(PROBLEM DETAILS) Leave every image behind and restate the data word for word.

(DATA TO USE)
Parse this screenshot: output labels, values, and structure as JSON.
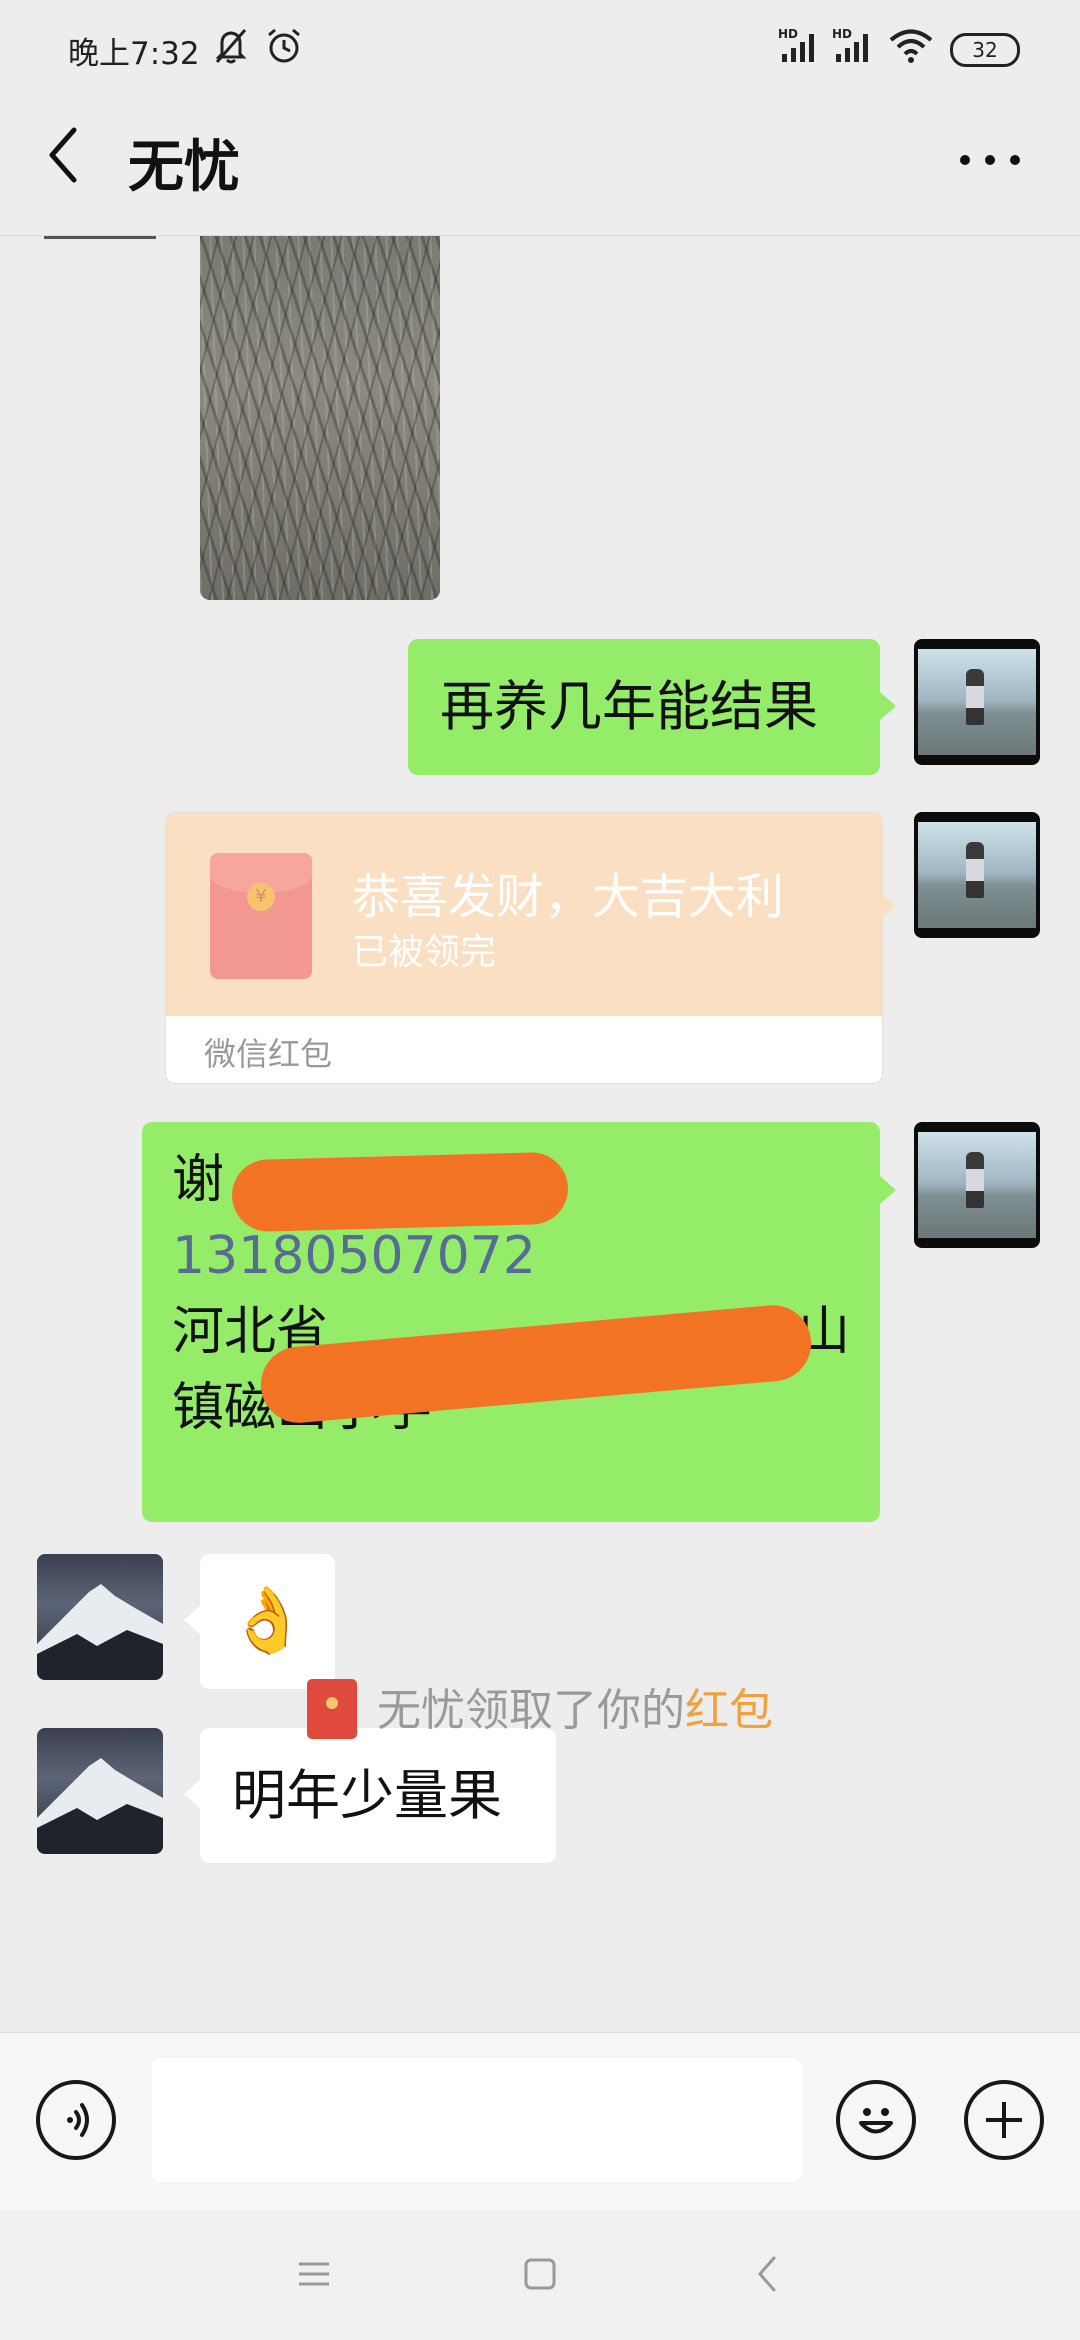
{
  "status_bar": {
    "time": "晚上7:32",
    "battery": "32",
    "icons": [
      "mute-icon",
      "alarm-icon",
      "hd-signal-icon",
      "hd-signal-icon",
      "wifi-icon",
      "battery-icon"
    ]
  },
  "header": {
    "title": "无忧",
    "back_icon": "chevron-left-icon",
    "more_icon": "more-dots-icon"
  },
  "messages": [
    {
      "type": "image",
      "from": "other",
      "description_icon": "photo-thumbnail"
    },
    {
      "type": "text",
      "from": "me",
      "text": "再养几年能结果"
    },
    {
      "type": "red_packet",
      "from": "me",
      "title": "恭喜发财，大吉大利",
      "status": "已被领完",
      "label": "微信红包"
    },
    {
      "type": "text",
      "from": "me",
      "lines": [
        "谢",
        "13180507072",
        "河北省",
        "山",
        "镇磁山小学"
      ]
    },
    {
      "type": "emoji",
      "from": "other",
      "emoji": "👌"
    },
    {
      "type": "text",
      "from": "other",
      "text": "明年少量果"
    }
  ],
  "system_notice": {
    "prefix": "无忧领取了你的",
    "link": "红包"
  },
  "input_bar": {
    "voice_icon": "voice-icon",
    "emoji_icon": "emoji-icon",
    "plus_icon": "plus-icon",
    "input_value": ""
  },
  "system_nav": {
    "icons": [
      "menu-icon",
      "home-icon",
      "back-icon"
    ]
  },
  "colors": {
    "background": "#ededed",
    "my_bubble": "#95ec69",
    "other_bubble": "#ffffff",
    "red_packet_bg": "#fbdfc2",
    "link_accent": "#f0a13c",
    "phone_link": "#576b95"
  }
}
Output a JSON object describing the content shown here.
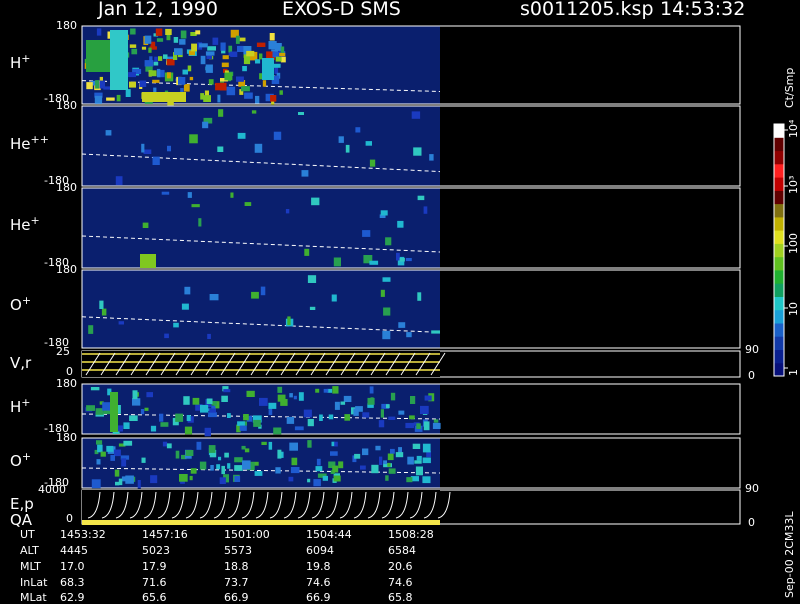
{
  "header": {
    "date": "Jan 12, 1990",
    "instrument": "EXOS-D SMS",
    "file": "s0011205.ksp",
    "time": "14:53:32"
  },
  "side_labels": {
    "units": "Ct/Smp",
    "footer": "Sep-00 2CM33L"
  },
  "colors": {
    "background": "#000000",
    "panel_fill": "#0a1f6e",
    "axis": "#ffffff",
    "trace": "#ffffff",
    "yellow": "#f5e64a"
  },
  "chart_data": {
    "type": "heatmap",
    "panels": [
      {
        "label": "H",
        "sup": "+",
        "ymax": "180",
        "ymin": "-180",
        "dashed_line": [
          0.7,
          0.84
        ]
      },
      {
        "label": "He",
        "sup": "++",
        "ymax": "180",
        "ymin": "-180",
        "dashed_line": [
          0.6,
          0.82
        ]
      },
      {
        "label": "He",
        "sup": "+",
        "ymax": "180",
        "ymin": "-180",
        "dashed_line": [
          0.6,
          0.8
        ]
      },
      {
        "label": "O",
        "sup": "+",
        "ymax": "180",
        "ymin": "-180",
        "dashed_line": [
          0.6,
          0.8
        ]
      },
      {
        "label": "V,r",
        "sup": "",
        "ymax": "25",
        "ymin": "0",
        "right_ticks": [
          "90",
          "0"
        ]
      },
      {
        "label": "H",
        "sup": "+",
        "ymax": "180",
        "ymin": "-180",
        "dashed_line": [
          0.6,
          0.7
        ]
      },
      {
        "label": "O",
        "sup": "+",
        "ymax": "180",
        "ymin": "-180",
        "dashed_line": [
          0.6,
          0.7
        ]
      },
      {
        "label": "E,p",
        "sub_label": "QA",
        "sup": "",
        "ymax": "4000",
        "ymin": "0",
        "right_ticks": [
          "90",
          "0"
        ]
      }
    ],
    "colorbar": {
      "label": "Ct/Smp",
      "ticks": [
        "1",
        "10",
        "100",
        "10³",
        "10⁴"
      ],
      "colors": [
        "#07107a",
        "#0a2090",
        "#123aa8",
        "#1a60c8",
        "#1aa0d8",
        "#20c8c8",
        "#10a060",
        "#20b030",
        "#60c020",
        "#a0d020",
        "#e0e020",
        "#c0b000",
        "#807010",
        "#600000",
        "#c00000",
        "#ff2020",
        "#900000",
        "#600000",
        "#ffffff"
      ]
    },
    "x_axis": {
      "rows": [
        {
          "name": "UT",
          "values": [
            "1453:32",
            "1457:16",
            "1501:00",
            "1504:44",
            "1508:28"
          ]
        },
        {
          "name": "ALT",
          "values": [
            "4445",
            "5023",
            "5573",
            "6094",
            "6584"
          ]
        },
        {
          "name": "MLT",
          "values": [
            "17.0",
            "17.9",
            "18.8",
            "19.8",
            "20.6"
          ]
        },
        {
          "name": "InLat",
          "values": [
            "68.3",
            "71.6",
            "73.7",
            "74.6",
            "74.6"
          ]
        },
        {
          "name": "MLat",
          "values": [
            "62.9",
            "65.6",
            "66.9",
            "66.9",
            "65.8"
          ]
        }
      ]
    }
  }
}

(ANSWER BELOW)
Parse this screenshot: output labels, values, and structure as JSON.
{
  "status_bar": {
    "time": "晚上7:32",
    "battery": "32",
    "icons": [
      "mute-icon",
      "alarm-icon",
      "hd-signal-icon",
      "hd-signal-icon",
      "wifi-icon",
      "battery-icon"
    ]
  },
  "header": {
    "title": "无忧",
    "back_icon": "chevron-left-icon",
    "more_icon": "more-dots-icon"
  },
  "messages": [
    {
      "type": "image",
      "from": "other",
      "description_icon": "photo-thumbnail"
    },
    {
      "type": "text",
      "from": "me",
      "text": "再养几年能结果"
    },
    {
      "type": "red_packet",
      "from": "me",
      "title": "恭喜发财，大吉大利",
      "status": "已被领完",
      "label": "微信红包"
    },
    {
      "type": "text",
      "from": "me",
      "lines": [
        "谢",
        "13180507072",
        "河北省",
        "山",
        "镇磁山小学"
      ]
    },
    {
      "type": "emoji",
      "from": "other",
      "emoji": "👌"
    },
    {
      "type": "text",
      "from": "other",
      "text": "明年少量果"
    }
  ],
  "system_notice": {
    "prefix": "无忧领取了你的",
    "link": "红包"
  },
  "input_bar": {
    "voice_icon": "voice-icon",
    "emoji_icon": "emoji-icon",
    "plus_icon": "plus-icon",
    "input_value": ""
  },
  "system_nav": {
    "icons": [
      "menu-icon",
      "home-icon",
      "back-icon"
    ]
  },
  "colors": {
    "background": "#ededed",
    "my_bubble": "#95ec69",
    "other_bubble": "#ffffff",
    "red_packet_bg": "#fbdfc2",
    "link_accent": "#f0a13c",
    "phone_link": "#576b95"
  }
}
Output a JSON object describing the content shown here.
{
  "header": {
    "date": "Jan 12, 1990",
    "instrument": "EXOS-D SMS",
    "file": "s0011205.ksp",
    "time": "14:53:32"
  },
  "side_labels": {
    "units": "Ct/Smp",
    "footer": "Sep-00 2CM33L"
  },
  "colors": {
    "background": "#000000",
    "panel_fill": "#0a1f6e",
    "axis": "#ffffff",
    "trace": "#ffffff",
    "yellow": "#f5e64a"
  },
  "chart_data": {
    "type": "heatmap",
    "panels": [
      {
        "label": "H",
        "sup": "+",
        "ymax": "180",
        "ymin": "-180",
        "dashed_line": [
          0.7,
          0.84
        ]
      },
      {
        "label": "He",
        "sup": "++",
        "ymax": "180",
        "ymin": "-180",
        "dashed_line": [
          0.6,
          0.82
        ]
      },
      {
        "label": "He",
        "sup": "+",
        "ymax": "180",
        "ymin": "-180",
        "dashed_line": [
          0.6,
          0.8
        ]
      },
      {
        "label": "O",
        "sup": "+",
        "ymax": "180",
        "ymin": "-180",
        "dashed_line": [
          0.6,
          0.8
        ]
      },
      {
        "label": "V,r",
        "sup": "",
        "ymax": "25",
        "ymin": "0",
        "right_ticks": [
          "90",
          "0"
        ]
      },
      {
        "label": "H",
        "sup": "+",
        "ymax": "180",
        "ymin": "-180",
        "dashed_line": [
          0.6,
          0.7
        ]
      },
      {
        "label": "O",
        "sup": "+",
        "ymax": "180",
        "ymin": "-180",
        "dashed_line": [
          0.6,
          0.7
        ]
      },
      {
        "label": "E,p",
        "sub_label": "QA",
        "sup": "",
        "ymax": "4000",
        "ymin": "0",
        "right_ticks": [
          "90",
          "0"
        ]
      }
    ],
    "colorbar": {
      "label": "Ct/Smp",
      "ticks": [
        "1",
        "10",
        "100",
        "10³",
        "10⁴"
      ],
      "colors": [
        "#07107a",
        "#0a2090",
        "#123aa8",
        "#1a60c8",
        "#1aa0d8",
        "#20c8c8",
        "#10a060",
        "#20b030",
        "#60c020",
        "#a0d020",
        "#e0e020",
        "#c0b000",
        "#807010",
        "#600000",
        "#c00000",
        "#ff2020",
        "#900000",
        "#600000",
        "#ffffff"
      ]
    },
    "x_axis": {
      "rows": [
        {
          "name": "UT",
          "values": [
            "1453:32",
            "1457:16",
            "1501:00",
            "1504:44",
            "1508:28"
          ]
        },
        {
          "name": "ALT",
          "values": [
            "4445",
            "5023",
            "5573",
            "6094",
            "6584"
          ]
        },
        {
          "name": "MLT",
          "values": [
            "17.0",
            "17.9",
            "18.8",
            "19.8",
            "20.6"
          ]
        },
        {
          "name": "InLat",
          "values": [
            "68.3",
            "71.6",
            "73.7",
            "74.6",
            "74.6"
          ]
        },
        {
          "name": "MLat",
          "values": [
            "62.9",
            "65.6",
            "66.9",
            "66.9",
            "65.8"
          ]
        }
      ]
    }
  }
}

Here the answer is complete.